As we mentioned in the sections above, our pores become clogged from sebum, dirt, dust, and other microscopic filth getting stuck to our faces. This means that keeping our faces clean is one of the best ways to prevent the onset of clogged pores.
Additionally, following a daily skincare routine can also help a lot. However, some skincare products can actually do the opposite and clog your pores, especially if they’re oil-based. To avoid it, you should always use skincare products that are labeled as “non-comedogenic.”

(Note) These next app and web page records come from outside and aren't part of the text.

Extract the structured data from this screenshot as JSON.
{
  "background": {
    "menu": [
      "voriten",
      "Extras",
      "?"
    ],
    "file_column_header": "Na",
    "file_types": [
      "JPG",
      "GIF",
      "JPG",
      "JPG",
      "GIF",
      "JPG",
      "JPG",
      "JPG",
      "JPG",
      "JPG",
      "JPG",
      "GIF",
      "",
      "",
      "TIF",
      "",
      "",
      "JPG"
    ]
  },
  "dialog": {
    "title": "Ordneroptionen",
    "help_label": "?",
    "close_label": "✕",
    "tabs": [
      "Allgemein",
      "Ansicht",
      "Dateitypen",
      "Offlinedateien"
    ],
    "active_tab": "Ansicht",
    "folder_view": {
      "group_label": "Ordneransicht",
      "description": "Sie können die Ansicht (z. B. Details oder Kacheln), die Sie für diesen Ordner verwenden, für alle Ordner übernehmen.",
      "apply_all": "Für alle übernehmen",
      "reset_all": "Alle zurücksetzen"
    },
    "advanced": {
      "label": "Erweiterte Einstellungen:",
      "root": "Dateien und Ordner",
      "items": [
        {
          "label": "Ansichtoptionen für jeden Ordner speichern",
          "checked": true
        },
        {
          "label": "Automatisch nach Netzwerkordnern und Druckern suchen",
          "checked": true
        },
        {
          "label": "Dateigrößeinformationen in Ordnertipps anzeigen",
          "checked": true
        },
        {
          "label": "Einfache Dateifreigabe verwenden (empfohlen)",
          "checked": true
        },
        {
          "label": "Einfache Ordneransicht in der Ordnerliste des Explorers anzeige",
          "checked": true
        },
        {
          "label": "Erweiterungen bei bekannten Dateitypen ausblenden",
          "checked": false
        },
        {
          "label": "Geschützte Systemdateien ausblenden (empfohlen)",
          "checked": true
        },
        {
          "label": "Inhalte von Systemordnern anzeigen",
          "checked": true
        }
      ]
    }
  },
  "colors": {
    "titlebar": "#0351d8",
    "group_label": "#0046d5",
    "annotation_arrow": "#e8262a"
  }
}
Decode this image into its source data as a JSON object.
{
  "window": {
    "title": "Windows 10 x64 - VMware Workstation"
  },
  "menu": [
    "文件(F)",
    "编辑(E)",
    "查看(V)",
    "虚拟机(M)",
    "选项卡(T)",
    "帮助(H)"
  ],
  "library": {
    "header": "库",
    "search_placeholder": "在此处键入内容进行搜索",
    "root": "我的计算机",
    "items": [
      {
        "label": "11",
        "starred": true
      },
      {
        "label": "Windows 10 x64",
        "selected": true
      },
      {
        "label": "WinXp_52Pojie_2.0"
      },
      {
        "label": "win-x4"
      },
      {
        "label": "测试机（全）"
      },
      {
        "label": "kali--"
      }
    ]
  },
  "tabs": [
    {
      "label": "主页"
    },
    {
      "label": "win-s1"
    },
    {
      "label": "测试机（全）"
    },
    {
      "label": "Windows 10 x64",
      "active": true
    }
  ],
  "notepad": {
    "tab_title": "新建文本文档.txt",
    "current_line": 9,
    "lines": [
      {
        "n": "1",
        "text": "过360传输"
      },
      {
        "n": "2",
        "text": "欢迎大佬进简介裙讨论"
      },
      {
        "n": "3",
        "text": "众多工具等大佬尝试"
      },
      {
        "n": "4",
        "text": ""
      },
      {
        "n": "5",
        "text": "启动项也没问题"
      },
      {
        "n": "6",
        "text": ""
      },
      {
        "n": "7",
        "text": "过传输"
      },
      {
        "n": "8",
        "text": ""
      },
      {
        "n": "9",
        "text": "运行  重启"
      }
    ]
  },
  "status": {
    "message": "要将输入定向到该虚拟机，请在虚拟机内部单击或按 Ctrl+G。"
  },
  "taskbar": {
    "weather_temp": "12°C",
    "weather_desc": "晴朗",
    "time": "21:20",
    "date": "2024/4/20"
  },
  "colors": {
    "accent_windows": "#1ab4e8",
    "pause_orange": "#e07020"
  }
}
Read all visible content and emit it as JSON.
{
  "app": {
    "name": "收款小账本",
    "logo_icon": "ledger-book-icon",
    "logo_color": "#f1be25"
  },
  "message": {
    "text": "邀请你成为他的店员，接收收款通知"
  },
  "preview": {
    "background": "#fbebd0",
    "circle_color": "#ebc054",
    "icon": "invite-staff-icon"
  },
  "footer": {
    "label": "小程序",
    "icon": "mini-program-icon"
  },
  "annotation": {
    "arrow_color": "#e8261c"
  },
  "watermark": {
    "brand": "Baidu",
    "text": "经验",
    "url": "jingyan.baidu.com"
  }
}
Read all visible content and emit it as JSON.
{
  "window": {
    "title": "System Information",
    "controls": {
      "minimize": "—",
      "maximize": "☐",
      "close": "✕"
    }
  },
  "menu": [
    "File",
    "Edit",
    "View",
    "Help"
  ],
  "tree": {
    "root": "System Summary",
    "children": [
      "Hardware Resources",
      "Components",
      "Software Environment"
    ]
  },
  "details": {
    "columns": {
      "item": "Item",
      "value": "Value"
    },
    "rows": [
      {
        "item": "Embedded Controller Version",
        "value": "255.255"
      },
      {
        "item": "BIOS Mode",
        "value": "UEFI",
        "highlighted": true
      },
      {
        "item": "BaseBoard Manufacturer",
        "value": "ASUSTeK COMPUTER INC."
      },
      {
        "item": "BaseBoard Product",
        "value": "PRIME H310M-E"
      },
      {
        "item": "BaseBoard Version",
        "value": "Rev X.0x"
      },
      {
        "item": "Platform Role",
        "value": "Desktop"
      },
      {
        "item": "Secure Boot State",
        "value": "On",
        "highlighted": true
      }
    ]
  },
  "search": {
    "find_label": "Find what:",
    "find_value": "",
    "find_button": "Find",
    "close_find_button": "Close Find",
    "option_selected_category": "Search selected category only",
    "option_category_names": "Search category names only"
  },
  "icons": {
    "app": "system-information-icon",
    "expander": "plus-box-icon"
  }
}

Furthermore, having the occasional exfoliation also helps. When it comes to that though, you should avoid exfoliating your face too frequently, since the skin needs to recover. Dermatologists suggest that once a week, up to twice a week is enough for achieving healthy, clear skin.
Finally, you should avoid touching your face. It may seem simple, but it may be behind that sudden outburst of acne, and is a crucial tip if you want to avoid complicating your skin’s health.
Our pores perform a number of crucial functions for our health. They keep our skin to breathe, but also keep it watertight, protecting our body from microscopic intruders. However, poor hygiene, hormonal imbalances, or bacterial infection can cause our pores to become clogged. And with that, inflamed. When this happens, pores can either be closed, or open, becoming either whiteheads or blackheads.
There are many ways to unclog your pores. From using pore strips, to various types of exfoliation, skin extraction, and even steaming, you have a broad selection of methods. One should be careful, however, with certain types of exfoliants, and avoid home remedies based on baking soda, charcoal, or lemon juice. Each of those substances can irritate and even damage your skin.
Personal hygiene is the best way to prevent the clogging of pores. Besides washing and cleaning your face, adopting a cleansing skincare routine on a daily basis can also help. However, you should only use skincare products that are “non-comedogenic”, since other types of products can clog your pores. And remember - don’t touch your face.
This information is meant to supplement, not replace advice from your doctor or healthcare provider and is not meant to cover all possible uses, precautions, interactions or adverse effects. This information may not fit your specific health circumstances, and its goal is to offer a general view of the subject. In case you are suffering from a severe case of acne, you should consult with a dermatologist or a certified medical professional.